**Entries provided**
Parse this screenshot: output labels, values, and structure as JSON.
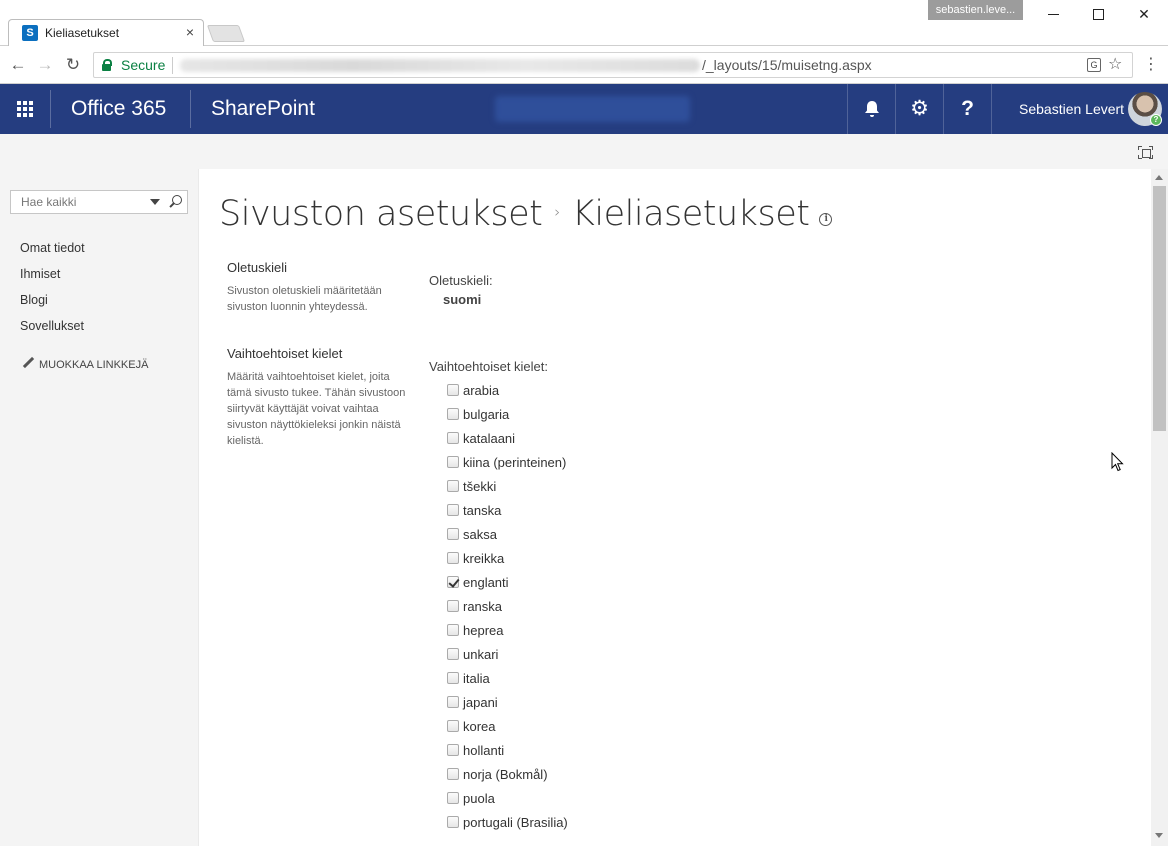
{
  "browser": {
    "tab_title": "Kieliasetukset",
    "tab_close": "×",
    "profile": "sebastien.leve...",
    "secure_label": "Secure",
    "url_visible": "/_layouts/15/muisetng.aspx"
  },
  "suitebar": {
    "brand": "Office 365",
    "app": "SharePoint",
    "help": "?",
    "user_name": "Sebastien Levert",
    "presence": "?"
  },
  "leftnav": {
    "search_placeholder": "Hae kaikki",
    "items": [
      {
        "label": "Omat tiedot"
      },
      {
        "label": "Ihmiset"
      },
      {
        "label": "Blogi"
      },
      {
        "label": "Sovellukset"
      }
    ],
    "edit_links": "MUOKKAA LINKKEJÄ"
  },
  "page": {
    "breadcrumb_parent": "Sivuston asetukset",
    "breadcrumb_sep": "›",
    "title": "Kieliasetukset",
    "info": "i",
    "default_section": {
      "heading": "Oletuskieli",
      "description": "Sivuston oletuskieli määritetään sivuston luonnin yhteydessä.",
      "field_label": "Oletuskieli:",
      "value": "suomi"
    },
    "alt_section": {
      "heading": "Vaihtoehtoiset kielet",
      "description": "Määritä vaihtoehtoiset kielet, joita tämä sivusto tukee. Tähän sivustoon siirtyvät käyttäjät voivat vaihtaa sivuston näyttökieleksi jonkin näistä kielistä.",
      "field_label": "Vaihtoehtoiset kielet:"
    },
    "languages": [
      {
        "label": "arabia",
        "checked": false
      },
      {
        "label": "bulgaria",
        "checked": false
      },
      {
        "label": "katalaani",
        "checked": false
      },
      {
        "label": "kiina (perinteinen)",
        "checked": false
      },
      {
        "label": "tšekki",
        "checked": false
      },
      {
        "label": "tanska",
        "checked": false
      },
      {
        "label": "saksa",
        "checked": false
      },
      {
        "label": "kreikka",
        "checked": false
      },
      {
        "label": "englanti",
        "checked": true
      },
      {
        "label": "ranska",
        "checked": false
      },
      {
        "label": "heprea",
        "checked": false
      },
      {
        "label": "unkari",
        "checked": false
      },
      {
        "label": "italia",
        "checked": false
      },
      {
        "label": "japani",
        "checked": false
      },
      {
        "label": "korea",
        "checked": false
      },
      {
        "label": "hollanti",
        "checked": false
      },
      {
        "label": "norja (Bokmål)",
        "checked": false
      },
      {
        "label": "puola",
        "checked": false
      },
      {
        "label": "portugali (Brasilia)",
        "checked": false
      }
    ]
  }
}
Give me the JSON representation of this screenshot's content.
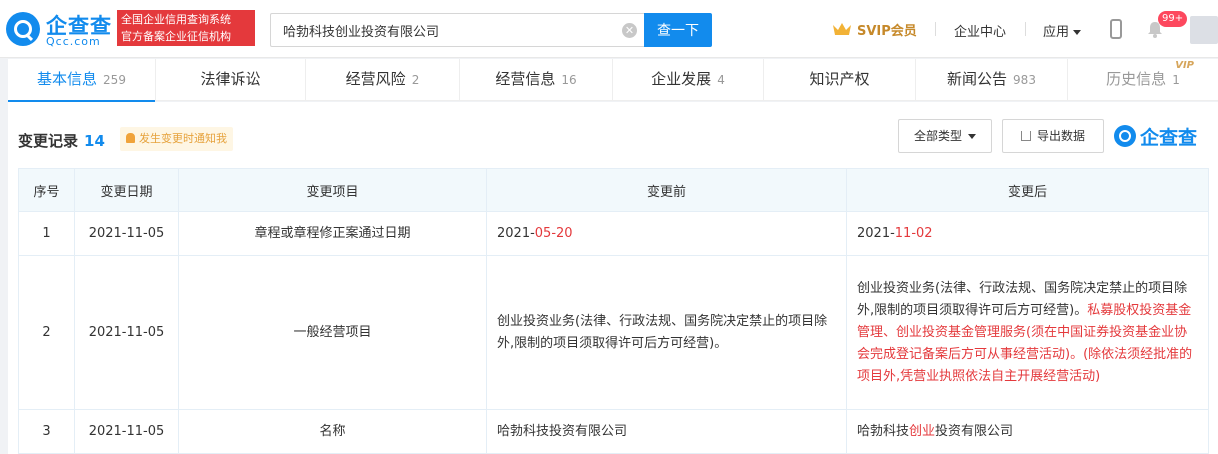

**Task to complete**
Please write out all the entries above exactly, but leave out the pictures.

**Task solution**
Parse this screenshot: output labels, values, and structure as JSON.
{
  "browser": {
    "tab_title": "Kieliasetukset",
    "tab_close": "×",
    "profile": "sebastien.leve...",
    "secure_label": "Secure",
    "url_visible": "/_layouts/15/muisetng.aspx"
  },
  "suitebar": {
    "brand": "Office 365",
    "app": "SharePoint",
    "help": "?",
    "user_name": "Sebastien Levert",
    "presence": "?"
  },
  "leftnav": {
    "search_placeholder": "Hae kaikki",
    "items": [
      {
        "label": "Omat tiedot"
      },
      {
        "label": "Ihmiset"
      },
      {
        "label": "Blogi"
      },
      {
        "label": "Sovellukset"
      }
    ],
    "edit_links": "MUOKKAA LINKKEJÄ"
  },
  "page": {
    "breadcrumb_parent": "Sivuston asetukset",
    "breadcrumb_sep": "›",
    "title": "Kieliasetukset",
    "info": "i",
    "default_section": {
      "heading": "Oletuskieli",
      "description": "Sivuston oletuskieli määritetään sivuston luonnin yhteydessä.",
      "field_label": "Oletuskieli:",
      "value": "suomi"
    },
    "alt_section": {
      "heading": "Vaihtoehtoiset kielet",
      "description": "Määritä vaihtoehtoiset kielet, joita tämä sivusto tukee. Tähän sivustoon siirtyvät käyttäjät voivat vaihtaa sivuston näyttökieleksi jonkin näistä kielistä.",
      "field_label": "Vaihtoehtoiset kielet:"
    },
    "languages": [
      {
        "label": "arabia",
        "checked": false
      },
      {
        "label": "bulgaria",
        "checked": false
      },
      {
        "label": "katalaani",
        "checked": false
      },
      {
        "label": "kiina (perinteinen)",
        "checked": false
      },
      {
        "label": "tšekki",
        "checked": false
      },
      {
        "label": "tanska",
        "checked": false
      },
      {
        "label": "saksa",
        "checked": false
      },
      {
        "label": "kreikka",
        "checked": false
      },
      {
        "label": "englanti",
        "checked": true
      },
      {
        "label": "ranska",
        "checked": false
      },
      {
        "label": "heprea",
        "checked": false
      },
      {
        "label": "unkari",
        "checked": false
      },
      {
        "label": "italia",
        "checked": false
      },
      {
        "label": "japani",
        "checked": false
      },
      {
        "label": "korea",
        "checked": false
      },
      {
        "label": "hollanti",
        "checked": false
      },
      {
        "label": "norja (Bokmål)",
        "checked": false
      },
      {
        "label": "puola",
        "checked": false
      },
      {
        "label": "portugali (Brasilia)",
        "checked": false
      }
    ]
  }
}
Give me the JSON representation of this screenshot's content.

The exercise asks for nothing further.